From the Hearth to the Open Road: A Feminist Study of Aging in Contemporary Literature

From the Hearth to the Open Road: A Feminist Study of Aging in Contemporary Literature

From the Hearth to the Open Road: A Feminist Study of Aging in Contemporary Literature

From the Hearth to the Open Road: A Feminist Study of Aging in Contemporary Literature

Synopsis

This literary critical book deals exclusively with contemporary fiction by women on the subject of aging. It discusses the emergence of a new fictional genre--the novel of ripening or Reifungsroman. The book contains an extensive bibliography of 20th-century popular periodical articles on aging (Canadian, American, and British), literary critical articles on aging in the fiction of Doris Lessing, Alice Adams, Paule Marshall, Elizabeth Taylor, Barbara Pym, May Sarton, and Margaret Laurence, as well a general literary critical works on these authors, and some general (nonliterary) studies of aging, such as Simone de Beavoir's The Coming Age.

Excerpt

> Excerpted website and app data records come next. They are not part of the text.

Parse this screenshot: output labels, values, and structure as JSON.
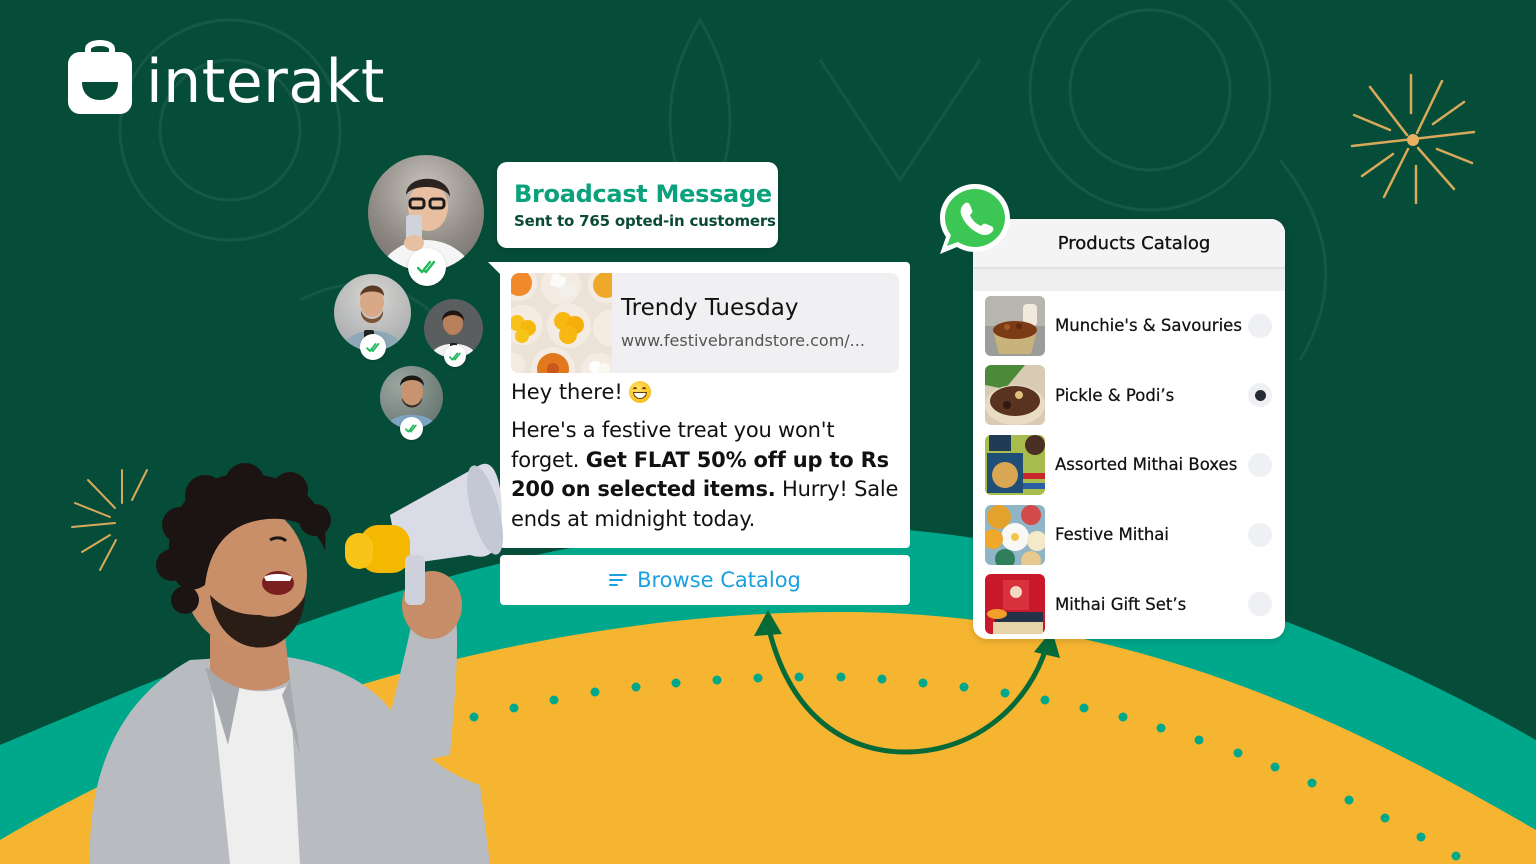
{
  "brand": {
    "name": "interakt",
    "colors": {
      "dark_green": "#064d39",
      "teal": "#00a88b",
      "yellow": "#f6b531",
      "accent_green": "#0aa17d",
      "gold_line": "#d9a95a",
      "link_blue": "#1aa0e0"
    }
  },
  "broadcast": {
    "title": "Broadcast Message",
    "subtitle": "Sent to 765 opted-in customers"
  },
  "message": {
    "preview_title": "Trendy Tuesday",
    "preview_url": "www.festivebrandstore.com/...",
    "greeting": "Hey there!",
    "greeting_emoji": "grinning-face-emoji",
    "body_part1": "Here's a festive treat you won't forget. ",
    "body_bold": "Get FLAT 50% off up to Rs 200 on selected items.",
    "body_part2": " Hurry! Sale ends at midnight today.",
    "cta_label": "Browse Catalog",
    "cta_icon": "list-icon"
  },
  "recipients": [
    {
      "name": "woman-with-glasses",
      "status": "read"
    },
    {
      "name": "man-with-phone",
      "status": "read"
    },
    {
      "name": "woman-smiling",
      "status": "read"
    },
    {
      "name": "man-laughing",
      "status": "read"
    }
  ],
  "catalog": {
    "title": "Products Catalog",
    "app_icon": "whatsapp-icon",
    "items": [
      {
        "label": "Munchie's & Savouries",
        "selected": false
      },
      {
        "label": "Pickle & Podi’s",
        "selected": true
      },
      {
        "label": "Assorted Mithai Boxes",
        "selected": false
      },
      {
        "label": "Festive Mithai",
        "selected": false
      },
      {
        "label": "Mithai Gift Set’s",
        "selected": false
      }
    ]
  }
}
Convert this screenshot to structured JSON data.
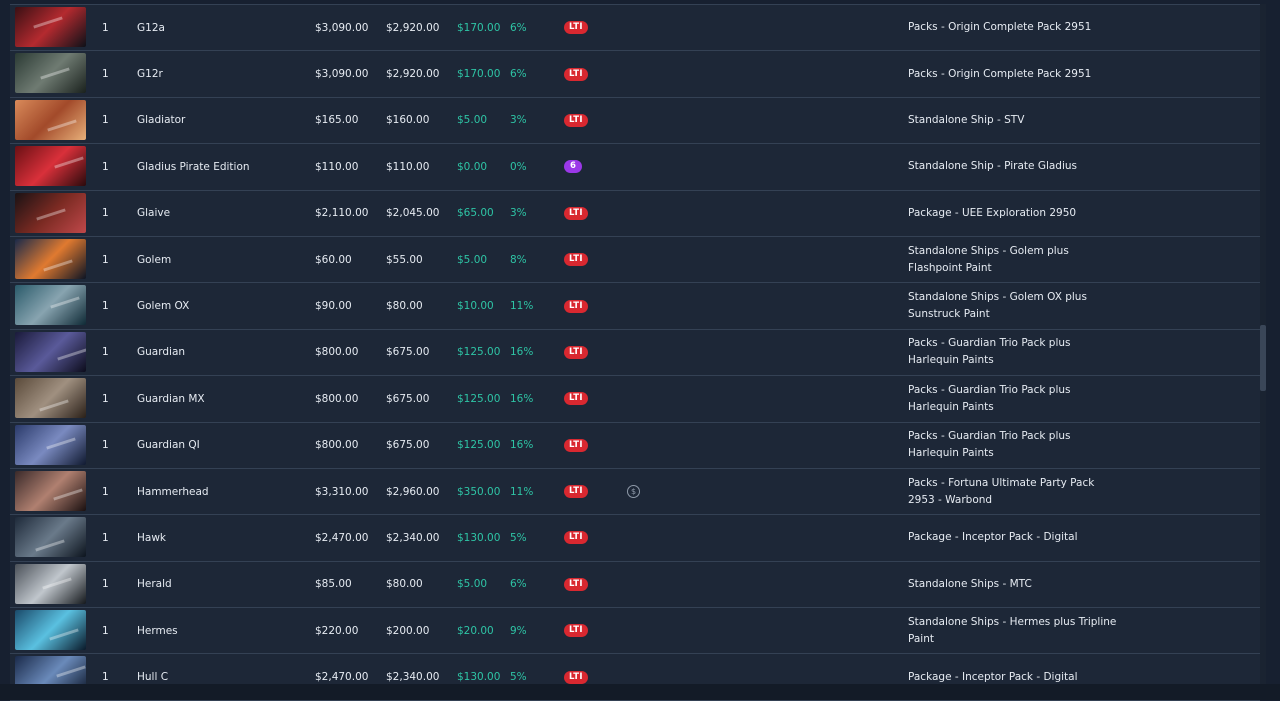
{
  "rows": [
    {
      "qty": "1",
      "name": "G12a",
      "original": "$3,090.00",
      "current": "$2,920.00",
      "savings": "$170.00",
      "percent": "6%",
      "insurance": "LTI",
      "insurance_type": "lti",
      "flag": "",
      "source": "Packs - Origin Complete Pack 2951",
      "thumb": [
        "#3a1014",
        "#b42a2f",
        "#0d1118"
      ]
    },
    {
      "qty": "1",
      "name": "G12r",
      "original": "$3,090.00",
      "current": "$2,920.00",
      "savings": "$170.00",
      "percent": "6%",
      "insurance": "LTI",
      "insurance_type": "lti",
      "flag": "",
      "source": "Packs - Origin Complete Pack 2951",
      "thumb": [
        "#2b3a34",
        "#6f7b72",
        "#1a211d"
      ]
    },
    {
      "qty": "1",
      "name": "Gladiator",
      "original": "$165.00",
      "current": "$160.00",
      "savings": "$5.00",
      "percent": "3%",
      "insurance": "LTI",
      "insurance_type": "lti",
      "flag": "",
      "source": "Standalone Ship - STV",
      "thumb": [
        "#d98a5a",
        "#a24a2a",
        "#e8b07a"
      ]
    },
    {
      "qty": "1",
      "name": "Gladius Pirate Edition",
      "original": "$110.00",
      "current": "$110.00",
      "savings": "$0.00",
      "percent": "0%",
      "insurance": "6",
      "insurance_type": "num",
      "flag": "",
      "source": "Standalone Ship - Pirate Gladius",
      "thumb": [
        "#6a1014",
        "#d9303a",
        "#2a0a0c"
      ]
    },
    {
      "qty": "1",
      "name": "Glaive",
      "original": "$2,110.00",
      "current": "$2,045.00",
      "savings": "$65.00",
      "percent": "3%",
      "insurance": "LTI",
      "insurance_type": "lti",
      "flag": "",
      "source": "Package - UEE Exploration 2950",
      "thumb": [
        "#1a1214",
        "#7a2a22",
        "#c0484a"
      ]
    },
    {
      "qty": "1",
      "name": "Golem",
      "original": "$60.00",
      "current": "$55.00",
      "savings": "$5.00",
      "percent": "8%",
      "insurance": "LTI",
      "insurance_type": "lti",
      "flag": "",
      "source": "Standalone Ships - Golem plus Flashpoint Paint",
      "thumb": [
        "#1a2a4a",
        "#e07a30",
        "#0c1424"
      ]
    },
    {
      "qty": "1",
      "name": "Golem OX",
      "original": "$90.00",
      "current": "$80.00",
      "savings": "$10.00",
      "percent": "11%",
      "insurance": "LTI",
      "insurance_type": "lti",
      "flag": "",
      "source": "Standalone Ships - Golem OX plus Sunstruck Paint",
      "thumb": [
        "#2a5a6a",
        "#88a4b0",
        "#0f2a36"
      ]
    },
    {
      "qty": "1",
      "name": "Guardian",
      "original": "$800.00",
      "current": "$675.00",
      "savings": "$125.00",
      "percent": "16%",
      "insurance": "LTI",
      "insurance_type": "lti",
      "flag": "",
      "source": "Packs - Guardian Trio Pack plus Harlequin Paints",
      "thumb": [
        "#1a1a3a",
        "#5a5a9a",
        "#0c0c1c"
      ]
    },
    {
      "qty": "1",
      "name": "Guardian MX",
      "original": "$800.00",
      "current": "$675.00",
      "savings": "$125.00",
      "percent": "16%",
      "insurance": "LTI",
      "insurance_type": "lti",
      "flag": "",
      "source": "Packs - Guardian Trio Pack plus Harlequin Paints",
      "thumb": [
        "#5a4a3a",
        "#a09080",
        "#2a2018"
      ]
    },
    {
      "qty": "1",
      "name": "Guardian QI",
      "original": "$800.00",
      "current": "$675.00",
      "savings": "$125.00",
      "percent": "16%",
      "insurance": "LTI",
      "insurance_type": "lti",
      "flag": "",
      "source": "Packs - Guardian Trio Pack plus Harlequin Paints",
      "thumb": [
        "#2a3a6a",
        "#7a8ac0",
        "#101a30"
      ]
    },
    {
      "qty": "1",
      "name": "Hammerhead",
      "original": "$3,310.00",
      "current": "$2,960.00",
      "savings": "$350.00",
      "percent": "11%",
      "insurance": "LTI",
      "insurance_type": "lti",
      "flag": "$",
      "source": "Packs - Fortuna Ultimate Party Pack 2953 - Warbond",
      "thumb": [
        "#3a2a2a",
        "#b08070",
        "#1a1010"
      ]
    },
    {
      "qty": "1",
      "name": "Hawk",
      "original": "$2,470.00",
      "current": "$2,340.00",
      "savings": "$130.00",
      "percent": "5%",
      "insurance": "LTI",
      "insurance_type": "lti",
      "flag": "",
      "source": "Package - Inceptor Pack - Digital",
      "thumb": [
        "#1e2a3a",
        "#6a7a8a",
        "#0c141e"
      ]
    },
    {
      "qty": "1",
      "name": "Herald",
      "original": "$85.00",
      "current": "$80.00",
      "savings": "$5.00",
      "percent": "6%",
      "insurance": "LTI",
      "insurance_type": "lti",
      "flag": "",
      "source": "Standalone Ships - MTC",
      "thumb": [
        "#4a5058",
        "#c0c6cc",
        "#14181c"
      ]
    },
    {
      "qty": "1",
      "name": "Hermes",
      "original": "$220.00",
      "current": "$200.00",
      "savings": "$20.00",
      "percent": "9%",
      "insurance": "LTI",
      "insurance_type": "lti",
      "flag": "",
      "source": "Standalone Ships - Hermes plus Tripline Paint",
      "thumb": [
        "#1a4a6a",
        "#5ac0e0",
        "#0a1a2a"
      ]
    },
    {
      "qty": "1",
      "name": "Hull C",
      "original": "$2,470.00",
      "current": "$2,340.00",
      "savings": "$130.00",
      "percent": "5%",
      "insurance": "LTI",
      "insurance_type": "lti",
      "flag": "",
      "source": "Package - Inceptor Pack - Digital",
      "thumb": [
        "#1a2a4a",
        "#6a8aba",
        "#0a1426"
      ]
    }
  ]
}
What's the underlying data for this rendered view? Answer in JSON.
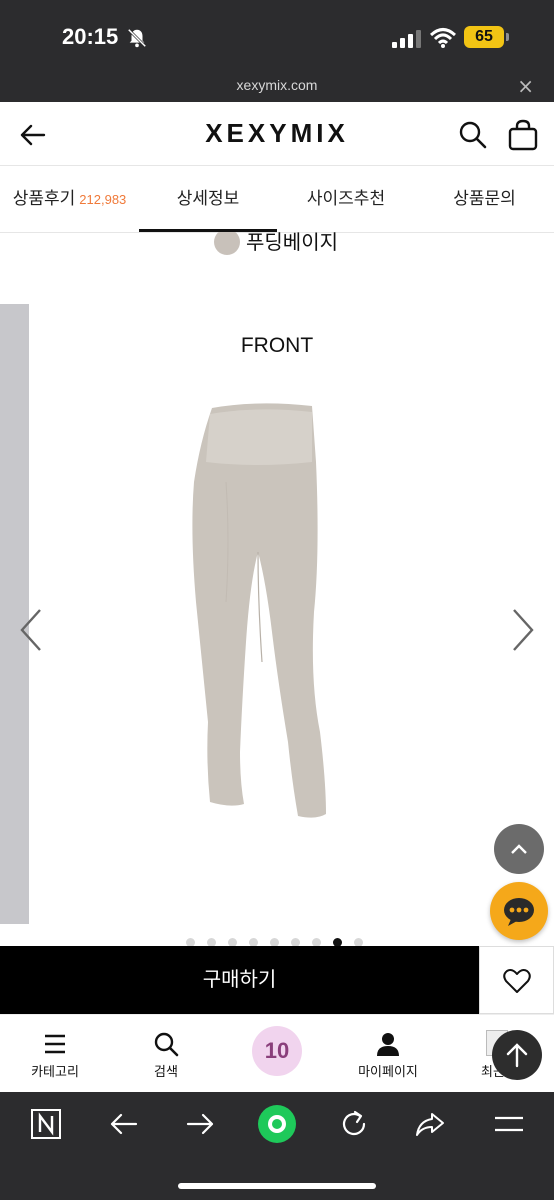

That Simone de Beauvoir, hailed by feminist theorist Toril Moi as "the greatest feminist theorist of our time" for her groundbreaking book on women's position in society, The Second Sex (92), also penned a pioneering philosophic, scientific, anthropological, and socially reformist work on aging and the elderly is an appropriate observation with which to begin this book. As a feminist committed to socialism, de Beauvoir joins other women and men "'who are fighting to change women's condition, in association with the class struggle, but independently of it as well'" (Moi 92); the aim of social change is at the heart of her feminist theorizing. Change is also her purpose in The Coming of Age as she examines the fate of the elderly in Western society, declaring that "the meaning or the lack of meaning that old age takes on in any given society puts that whole society to the test, since it is this that reveals the meaning or the lack of meaning of the entirety of the life leading to that old age" (de Beauvoir 18). She condemns as "morally atrocious" the too-early and too-painful advent of old age countenanced by Western society. She is convinced older people need to be treated like people, not like material or machines, discarded when no longer sufficiently productive to society (805-6). And de Beauvoir envisions a utopian society in which the negative concept of old age would all but vanish because each individual would participate in communal life and "be an active, useful citizen at every age" (806). Having described the grim plight of the elderly, she rejects . . .

Search by... Author
Show... All Results Primary Sources Peer-reviewed

Oops!

An unknown error has occurred. Please click the button below to reload the page. If the problem persists, please try again in a little while.